- _Action item_
Give back every entry exactly as it is written, but not the pictures.

[Data records for software interfaces]

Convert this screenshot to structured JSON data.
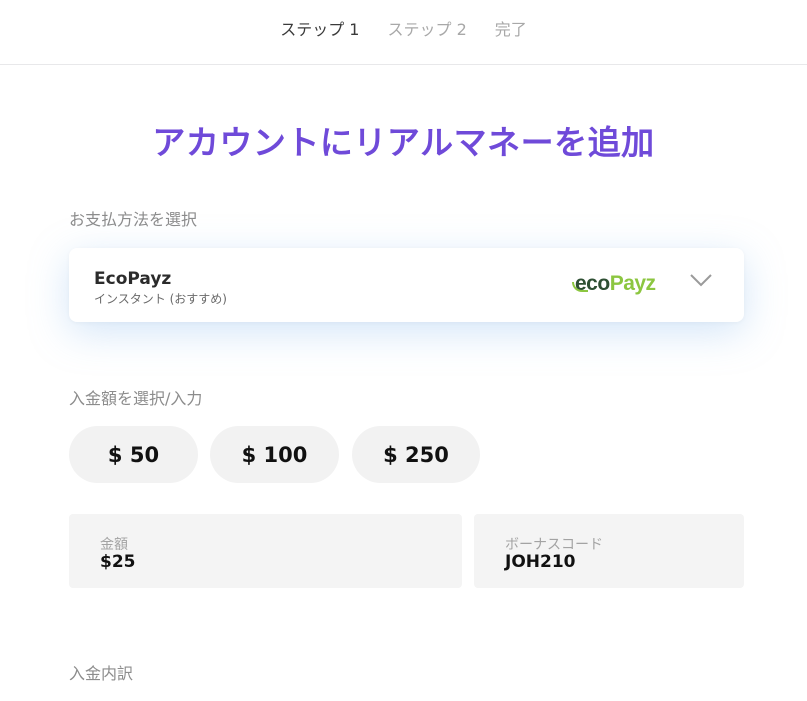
{
  "steps": [
    "ステップ 1",
    "ステップ 2",
    "完了"
  ],
  "title": "アカウントにリアルマネーを追加",
  "payment": {
    "section_label": "お支払方法を選択",
    "method_name": "EcoPayz",
    "method_sub": "インスタント (おすすめ)",
    "logo_eco": "eco",
    "logo_payz": "Payz",
    "logo_colors": {
      "eco": "#2e4f33",
      "payz": "#8cc640"
    }
  },
  "amount": {
    "section_label": "入金額を選択/入力",
    "presets": [
      "$ 50",
      "$ 100",
      "$ 250"
    ],
    "amount_label": "金額",
    "amount_value": "$25",
    "bonus_label": "ボーナスコード",
    "bonus_value": "JOH210"
  },
  "breakdown_label": "入金内訳",
  "colors": {
    "accent": "#6f4ad9",
    "button_bg": "#f2f2f2",
    "field_bg": "#f4f4f4"
  }
}
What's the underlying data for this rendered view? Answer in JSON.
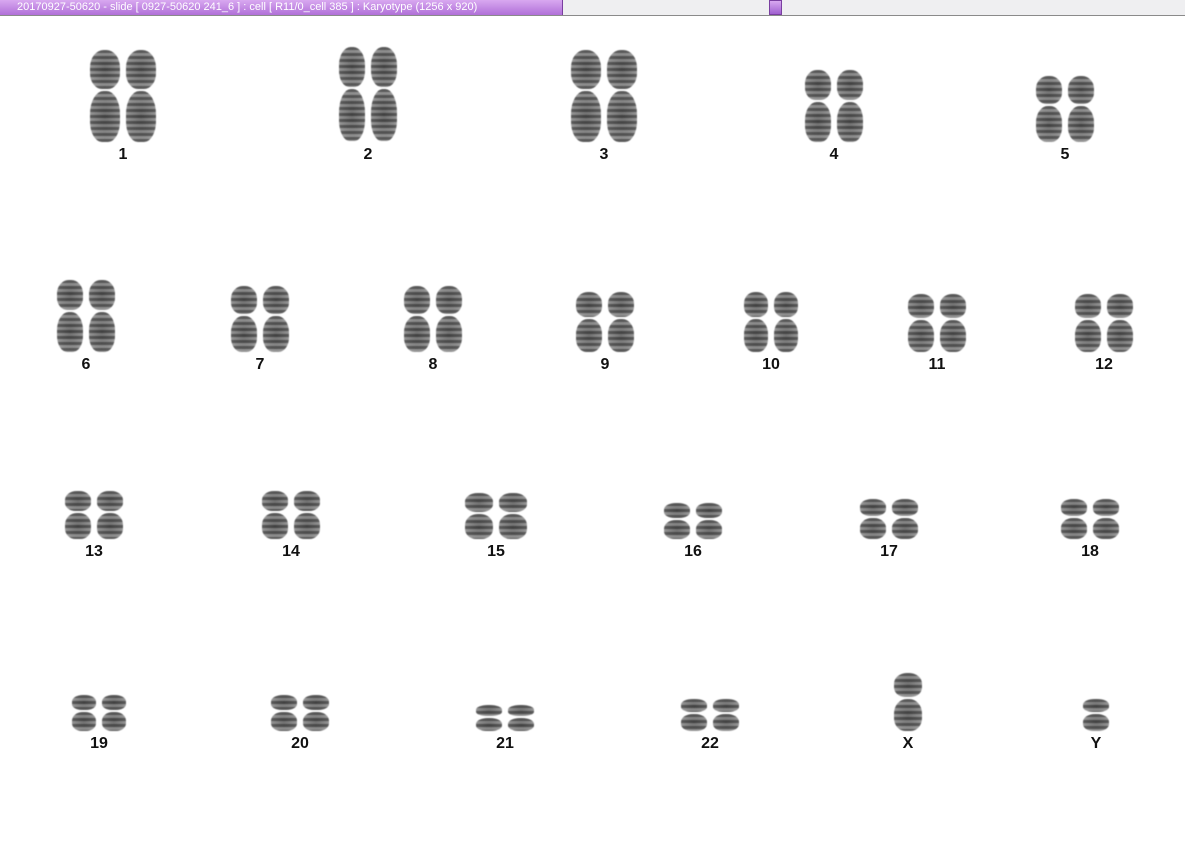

- _Written answer_
Convert this screenshot to structured JSON data.
{
  "steps": [
    "ステップ 1",
    "ステップ 2",
    "完了"
  ],
  "title": "アカウントにリアルマネーを追加",
  "payment": {
    "section_label": "お支払方法を選択",
    "method_name": "EcoPayz",
    "method_sub": "インスタント (おすすめ)",
    "logo_eco": "eco",
    "logo_payz": "Payz",
    "logo_colors": {
      "eco": "#2e4f33",
      "payz": "#8cc640"
    }
  },
  "amount": {
    "section_label": "入金額を選択/入力",
    "presets": [
      "$ 50",
      "$ 100",
      "$ 250"
    ],
    "amount_label": "金額",
    "amount_value": "$25",
    "bonus_label": "ボーナスコード",
    "bonus_value": "JOH210"
  },
  "breakdown_label": "入金内訳",
  "colors": {
    "accent": "#6f4ad9",
    "button_bg": "#f2f2f2",
    "field_bg": "#f4f4f4"
  }
}
What's the underlying data for this rendered view? Answer in JSON.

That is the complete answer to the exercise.